▶ _SOURCE DATA_:
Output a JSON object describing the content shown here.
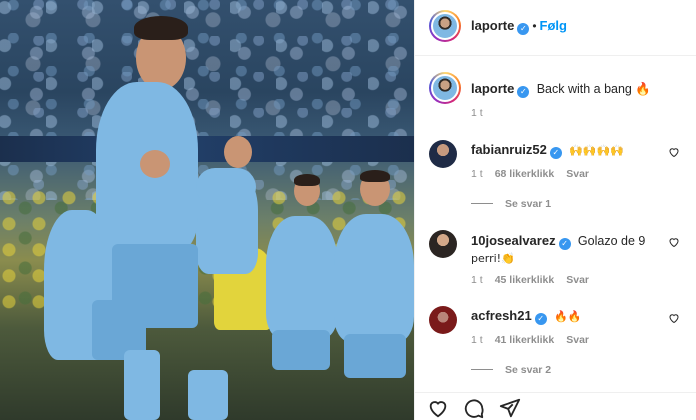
{
  "post": {
    "author": "laporte",
    "follow_label": "Følg",
    "dot": "•",
    "verified_glyph": "✓"
  },
  "caption": {
    "username": "laporte",
    "text": "Back with a bang 🔥",
    "age": "1 t"
  },
  "comments": [
    {
      "username": "fabianruiz52",
      "text": "🙌🙌🙌🙌",
      "age": "1 t",
      "likes": "68 likerklikk",
      "reply_label": "Svar",
      "view_replies": "Se svar 1"
    },
    {
      "username": "10josealvarez",
      "text_line1": "Golazo de 9",
      "text_line2": "perri!👏",
      "age": "1 t",
      "likes": "45 likerklikk",
      "reply_label": "Svar"
    },
    {
      "username": "acfresh21",
      "text": "🔥🔥",
      "age": "1 t",
      "likes": "41 likerklikk",
      "reply_label": "Svar",
      "view_replies": "Se svar 2"
    }
  ],
  "colors": {
    "link": "#0095f6",
    "verified": "#3897f0",
    "muted": "#8e8e8e",
    "text": "#262626"
  },
  "icons": [
    "heart-icon",
    "comment-icon",
    "share-icon",
    "verified-icon"
  ]
}
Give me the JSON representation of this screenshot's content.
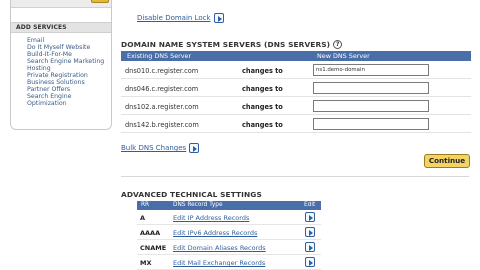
{
  "sidebar": {
    "add_services_heading": "ADD SERVICES",
    "items": [
      "Email",
      "Do It Myself Website",
      "Build-It-For-Me",
      "Search Engine Marketing",
      "Hosting",
      "Private Registration",
      "Business Solutions",
      "Partner Offers",
      "Search Engine",
      "Optimization"
    ]
  },
  "main": {
    "disable_lock_label": "Disable Domain Lock",
    "dns_section_title": "DOMAIN NAME SYSTEM SERVERS (DNS SERVERS)",
    "help_glyph": "?",
    "dns_table": {
      "col_existing": "Existing DNS Server",
      "col_new": "New DNS Server",
      "changes_label": "changes to",
      "rows": [
        {
          "existing": "dns010.c.register.com",
          "new_value": "ns1.demo-domain"
        },
        {
          "existing": "dns046.c.register.com",
          "new_value": ""
        },
        {
          "existing": "dns102.a.register.com",
          "new_value": ""
        },
        {
          "existing": "dns142.b.register.com",
          "new_value": ""
        }
      ]
    },
    "bulk_dns_label": "Bulk DNS Changes",
    "continue_label": "Continue",
    "advanced_title": "ADVANCED TECHNICAL SETTINGS",
    "advanced_table": {
      "col_rr": "RR",
      "col_type": "DNS Record Type",
      "col_edit": "Edit",
      "rows": [
        {
          "rr": "A",
          "label": "Edit IP Address Records"
        },
        {
          "rr": "AAAA",
          "label": "Edit IPv6 Address Records"
        },
        {
          "rr": "CNAME",
          "label": "Edit Domain Aliases Records"
        },
        {
          "rr": "MX",
          "label": "Edit Mail Exchanger Records"
        }
      ]
    }
  },
  "colors": {
    "header_blue": "#4a6ea8",
    "link_blue": "#2f5f9e",
    "continue_gold": "#f4d264"
  },
  "icons": {
    "arrow_button": "arrow-right-icon",
    "help": "help-icon"
  }
}
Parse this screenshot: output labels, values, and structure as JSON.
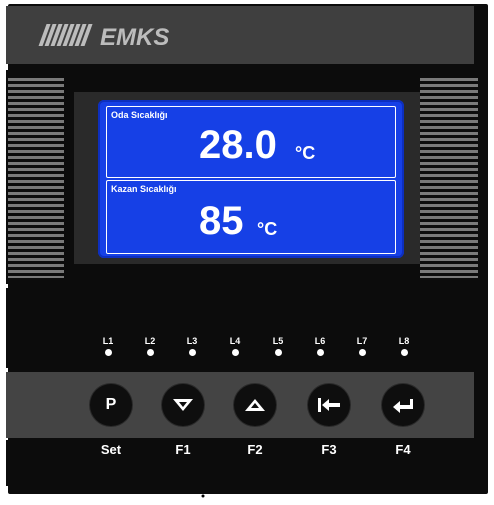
{
  "brand": {
    "logo_text": "EMKS",
    "logo_color": "#bcbcbc"
  },
  "display": {
    "background_color": "#1640e6",
    "rows": [
      {
        "label": "Oda Sıcaklığı",
        "value": "28.0",
        "unit": "°C"
      },
      {
        "label": "Kazan Sıcaklığı",
        "value": "85",
        "unit": "°C"
      }
    ]
  },
  "leds": [
    {
      "label": "L1",
      "icon": "led-dot"
    },
    {
      "label": "L2",
      "icon": "led-dot"
    },
    {
      "label": "L3",
      "icon": "led-dot"
    },
    {
      "label": "L4",
      "icon": "led-dot"
    },
    {
      "label": "L5",
      "icon": "led-dot"
    },
    {
      "label": "L6",
      "icon": "led-dot"
    },
    {
      "label": "L7",
      "icon": "led-dot"
    },
    {
      "label": "L8",
      "icon": "led-dot"
    }
  ],
  "buttons": [
    {
      "glyph": "P",
      "icon": "p-letter",
      "label": "Set"
    },
    {
      "glyph": "",
      "icon": "down-triangle-icon",
      "label": "F1"
    },
    {
      "glyph": "",
      "icon": "up-triangle-icon",
      "label": "F2"
    },
    {
      "glyph": "",
      "icon": "back-arrow-icon",
      "label": "F3"
    },
    {
      "glyph": "",
      "icon": "enter-arrow-icon",
      "label": "F4"
    }
  ]
}
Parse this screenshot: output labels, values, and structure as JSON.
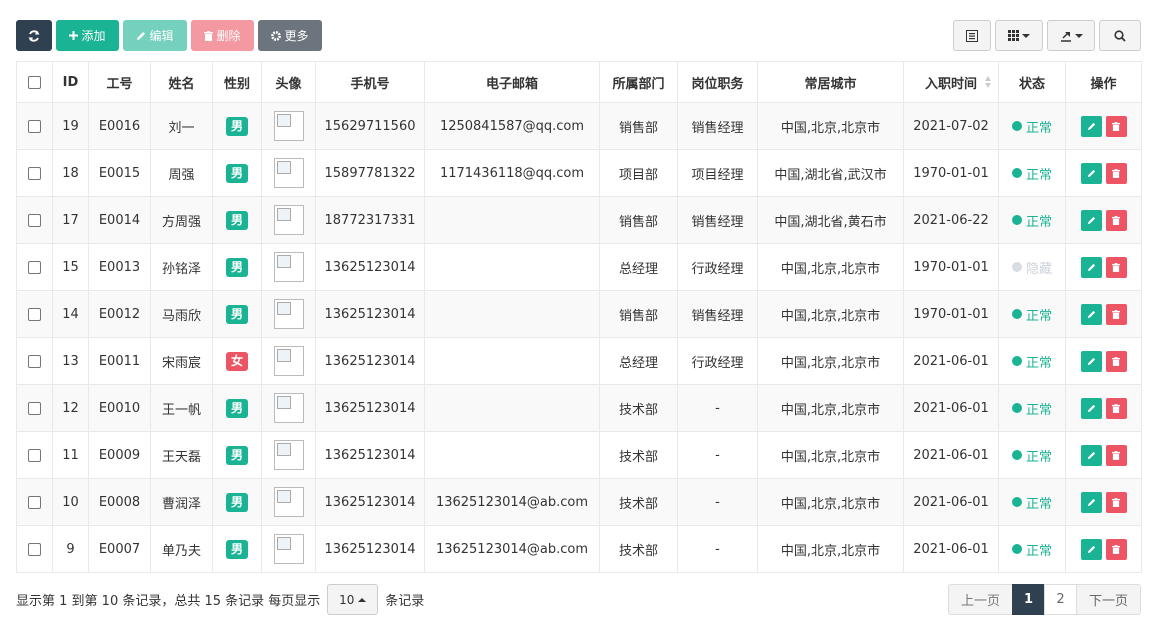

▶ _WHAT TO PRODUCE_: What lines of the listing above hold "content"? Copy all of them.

▶ _YOUR SOLUTION_:
Output a JSON object describing the content shown here.
Give me the JSON representation of this screenshot's content.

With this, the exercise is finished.